Saga prefecture’s first craft gin distillery is the Kusunohana Distillery, launched in May 2019. Distillation began in April 2020 using an iStill from the Netherlands. In July 2020, their first gin was released. Let’s have a look at their original gin focusing on botanicals from Saga. Bar Leichhardt’s Yu Sumiyoshi visits.
Images/text: Yu Sumiyoshi
Translation: Whiskey Richard
This article originally appeared in Japanese in Whisky Galore Vol.22 / October 2020.
Header image: Founder Shinji Wada (left) and Branding Director Hideyuki Yamazaki (right)The Kusunohana Distillery is Saga prefecture’s first craft gin distillery. Shinji Wada, company president and master distiller, established the company in May 2019 and began distillation in April 2020. It’s located in Morodomi of Saga city, about 20 minutes away from JR Saga station by car. The distillery’s name comes from the camphor flowers found on-site.
Mr. Wada spent 35 years working at a sake maker in Saga, and after retirement, he wanted to create a craft gin focusing on local botanicals. But just a desire to create something isn’t enough. He confided in Hideyuki Yamazaki, a local bartender: “I can’t make something on my own.” As bartender, Yamazaki-san felt an affinity to those working at makers, and at some point in the conversations, he decided to get involved. Before he knew it, he became executive brand director.

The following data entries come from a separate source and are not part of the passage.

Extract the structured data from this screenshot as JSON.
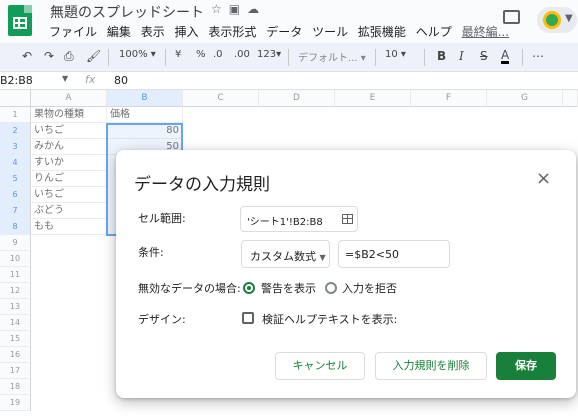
{
  "header": {
    "doc_title": "無題のスプレッドシート",
    "menu": [
      "ファイル",
      "編集",
      "表示",
      "挿入",
      "表示形式",
      "データ",
      "ツール",
      "拡張機能",
      "ヘルプ"
    ],
    "last_edit": "最終編..."
  },
  "toolbar": {
    "zoom": "100%",
    "currency": "¥",
    "percent": "%",
    "decrease_decimal": ".0",
    "increase_decimal": ".00",
    "more_formats": "123",
    "font": "デフォルト...",
    "font_size": "10",
    "bold": "B",
    "italic": "I",
    "strikethrough": "S",
    "text_color": "A",
    "more": "⋯"
  },
  "formula_bar": {
    "name_box": "B2:B8",
    "fx": "fx",
    "value": "80"
  },
  "sheet": {
    "columns": [
      "A",
      "B",
      "C",
      "D",
      "E",
      "F",
      "G"
    ],
    "rows": [
      "1",
      "2",
      "3",
      "4",
      "5",
      "6",
      "7",
      "8",
      "9",
      "10",
      "11",
      "12",
      "13",
      "14",
      "15",
      "16",
      "17",
      "18",
      "19"
    ],
    "col_a": [
      "果物の種類",
      "いちご",
      "みかん",
      "すいか",
      "りんご",
      "いちご",
      "ぶどう",
      "もも"
    ],
    "col_b": [
      "価格",
      "80",
      "50"
    ]
  },
  "dialog": {
    "title": "データの入力規則",
    "close": "×",
    "range_label": "セル範囲:",
    "range_value": "'シート1'!B2:B8",
    "criteria_label": "条件:",
    "criteria_type": "カスタム数式",
    "criteria_value": "=$B2<50",
    "invalid_label": "無効なデータの場合:",
    "option_warning": "警告を表示",
    "option_reject": "入力を拒否",
    "appearance_label": "デザイン:",
    "help_text_label": "検証ヘルプテキストを表示:",
    "cancel": "キャンセル",
    "remove": "入力規則を削除",
    "save": "保存",
    "accent_color": "#188038"
  }
}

The Kusunohana Distillery has one of the latest stills on the market: an iStill, made in the Netherlands. It’s named “Denryumaru,” taking after the name of a Dutch steamer that was imported to the Saga Domain by the Tokugawa shogunate. At only 100L it’s quite small, but the pair decided to import it to Japan as it’s electronic and allows for easy creation of a variety of gins.
The base spirit is a junmai shochu made from junmai sake from Saga. 14 botanicals, including 7 from Saga, are steeped in the base spirit for 30 hours, then distilled over 8 hours. In terms of a category, this makes it a distilled gin.

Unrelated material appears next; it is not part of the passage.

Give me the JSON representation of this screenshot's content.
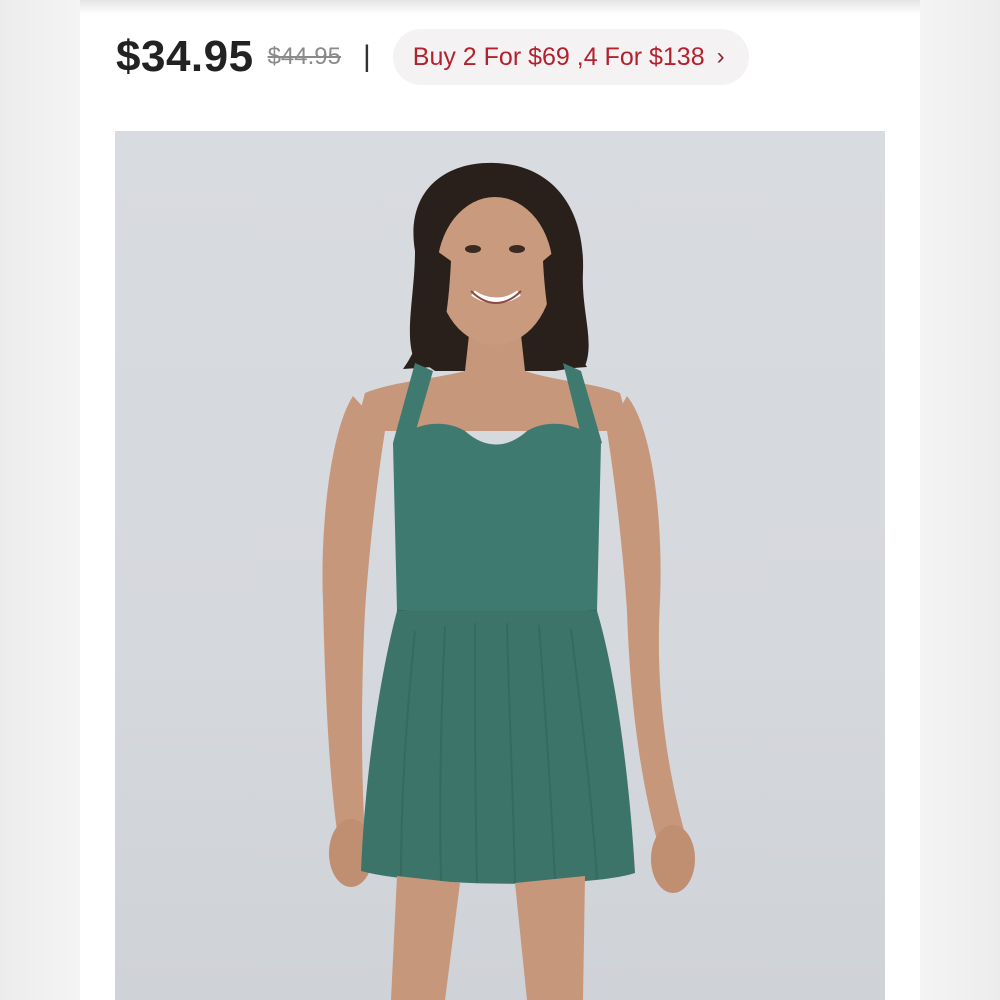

Affixed to the neck of the still is a Raschig ring, a small coil that supports reflux. The volume of the hearts and distillate strength are company secrets, but the gin is bottled at 45% abv using natural spring water from Karatsu city’s Nanayama. From one batch, the yield is 70 to 80 bottles at 700ml. One advantage of the iStill is that heads, hearts, and tail cuts can be made at specific temperatures. Finalize your recipe, make your settings, and you can focus on bottling, labeling, or anything else during the distillation run.
In July 2020, Stilldam Gin “Standard” and “Lisbon” were released in Japan. Standard features a higher proportion of juniper berries, giving it a more gin-like profile. It works well with soda or tonic. Lisbon however uses “Lisbon” organic lemons from Saga prefecture’s Kashima city as its key botanical, giving it a significantly different profile from any other gin beginning with the first sip. The two gins are noticeably different and the Kusunohana Distillery’s goal is to highlight such differences. It’s something that Yamazaki-san aimed for as a bartender: “we wanted it to be a gin more enjoyable in a cocktail, even moreso than drinking it straight.”

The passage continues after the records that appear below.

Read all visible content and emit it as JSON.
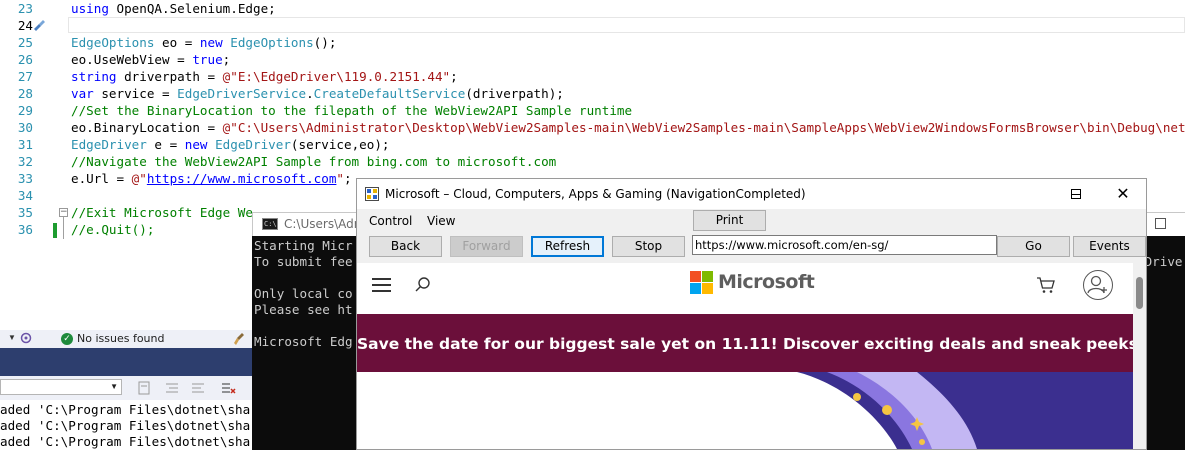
{
  "editor": {
    "lines": [
      {
        "num": "23",
        "parts": [
          [
            "kw",
            "using"
          ],
          [
            "",
            "OpenQA.Selenium.Edge;"
          ]
        ],
        "sep": " "
      },
      {
        "num": "24",
        "parts": [],
        "sep": ""
      },
      {
        "num": "25",
        "parts": [
          [
            "ty",
            "EdgeOptions"
          ],
          [
            "",
            " eo = "
          ],
          [
            "kw",
            "new"
          ],
          [
            "",
            " "
          ],
          [
            "ty",
            "EdgeOptions"
          ],
          [
            "",
            "();"
          ]
        ],
        "sep": ""
      },
      {
        "num": "26",
        "parts": [
          [
            "",
            "eo.UseWebView = "
          ],
          [
            "kw",
            "true"
          ],
          [
            "",
            ";"
          ]
        ],
        "sep": ""
      },
      {
        "num": "27",
        "parts": [
          [
            "kw",
            "string"
          ],
          [
            "",
            " driverpath = "
          ],
          [
            "st",
            "@\"E:\\EdgeDriver\\119.0.2151.44\""
          ],
          [
            "",
            ";"
          ]
        ],
        "sep": ""
      },
      {
        "num": "28",
        "parts": [
          [
            "kw",
            "var"
          ],
          [
            "",
            " service = "
          ],
          [
            "ty",
            "EdgeDriverService"
          ],
          [
            "",
            "."
          ],
          [
            "ty",
            "CreateDefaultService"
          ],
          [
            "",
            "(driverpath);"
          ]
        ],
        "sep": ""
      },
      {
        "num": "29",
        "parts": [
          [
            "cm",
            "//Set the BinaryLocation to the filepath of the WebView2API Sample runtime"
          ]
        ],
        "sep": ""
      },
      {
        "num": "30",
        "parts": [
          [
            "",
            "eo.BinaryLocation = "
          ],
          [
            "st",
            "@\"C:\\Users\\Administrator\\Desktop\\WebView2Samples-main\\WebView2Samples-main\\SampleApps\\WebView2WindowsFormsBrowser\\bin\\Debug\\net"
          ]
        ],
        "sep": ""
      },
      {
        "num": "31",
        "parts": [
          [
            "ty",
            "EdgeDriver"
          ],
          [
            "",
            " e = "
          ],
          [
            "kw",
            "new"
          ],
          [
            "",
            " "
          ],
          [
            "ty",
            "EdgeDriver"
          ],
          [
            "",
            "(service,eo);"
          ]
        ],
        "sep": ""
      },
      {
        "num": "32",
        "parts": [
          [
            "cm",
            "//Navigate the WebView2API Sample from bing.com to microsoft.com"
          ]
        ],
        "sep": ""
      },
      {
        "num": "33",
        "parts": [
          [
            "",
            "e.Url = "
          ],
          [
            "st",
            "@\""
          ],
          [
            "lk",
            "https://www.microsoft.com"
          ],
          [
            "st",
            "\""
          ],
          [
            "",
            ";"
          ]
        ],
        "sep": ""
      },
      {
        "num": "34",
        "parts": [],
        "sep": ""
      },
      {
        "num": "35",
        "parts": [
          [
            "cm",
            "//Exit Microsoft Edge We"
          ]
        ],
        "sep": ""
      },
      {
        "num": "36",
        "parts": [
          [
            "cm",
            "//e.Quit();"
          ]
        ],
        "sep": ""
      }
    ]
  },
  "status": {
    "issues": "No issues found"
  },
  "output": {
    "lines": [
      "aded 'C:\\Program Files\\dotnet\\shared\\",
      "aded 'C:\\Program Files\\dotnet\\shared\\",
      "aded 'C:\\Program Files\\dotnet\\shared\\"
    ]
  },
  "console": {
    "title": "C:\\Users\\Adm",
    "lines": [
      "Starting Micr",
      "To submit fee",
      "",
      "Only local co",
      "Please see ht",
      "",
      "Microsoft Edg"
    ],
    "right_fragment": "oDrive"
  },
  "browser": {
    "title": "Microsoft – Cloud, Computers, Apps & Gaming (NavigationCompleted)",
    "menu": {
      "control": "Control",
      "view": "View"
    },
    "print": "Print",
    "back": "Back",
    "forward": "Forward",
    "refresh": "Refresh",
    "stop": "Stop",
    "url": "https://www.microsoft.com/en-sg/",
    "go": "Go",
    "events": "Events",
    "close_glyph": "✕",
    "page": {
      "brand": "Microsoft",
      "promo": "Save the date for our biggest sale yet on 11.11! Discover exciting deals and sneak peeks",
      "promo_arrow": "›"
    }
  },
  "colors": {
    "promo_bg": "#6b0f3a",
    "ms_red": "#f25022",
    "ms_green": "#7fba00",
    "ms_blue": "#00a4ef",
    "ms_yellow": "#ffb900"
  }
}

Stilldam’s “still” of course refers to the still itself, but still of course also means “not moving or making a sound.” Like a dam, have confidence in what you distill. That’s part of the reason for the name.
And the company also respects their connection to cities like Amsterdam and Rotterdam. From the end of the Tokugawa shogunate and the Meiji Restoration, Saga has been strongly linked to the Netherlands. That rivalry between tradition and revolution defined modern Japan, and after about 150 years since the Meiji Restoration, it lives on in the exchange between maker and the bartender. A second revolution is underway at the Kusunohana Distillery through its gin. Where is it headed in the future?
Mamoru Tsuchiya is Japan’s foremost whisky critic. He is the Representative Director of the Japan Whisky Research Centre, and was named one of the “World’s Best Five Whisky Writers” by Highland Distillers in 1998. He served as the whisky historian for NHK’s Massan and he has published several books such as The Complete Guide to Single Malt Whisky, Taketsuru’s Life and Whisky, and The Literacy of Whisky. He is the editor of the bimonthly Whisky Galore, Japan’s only print whisky magazine.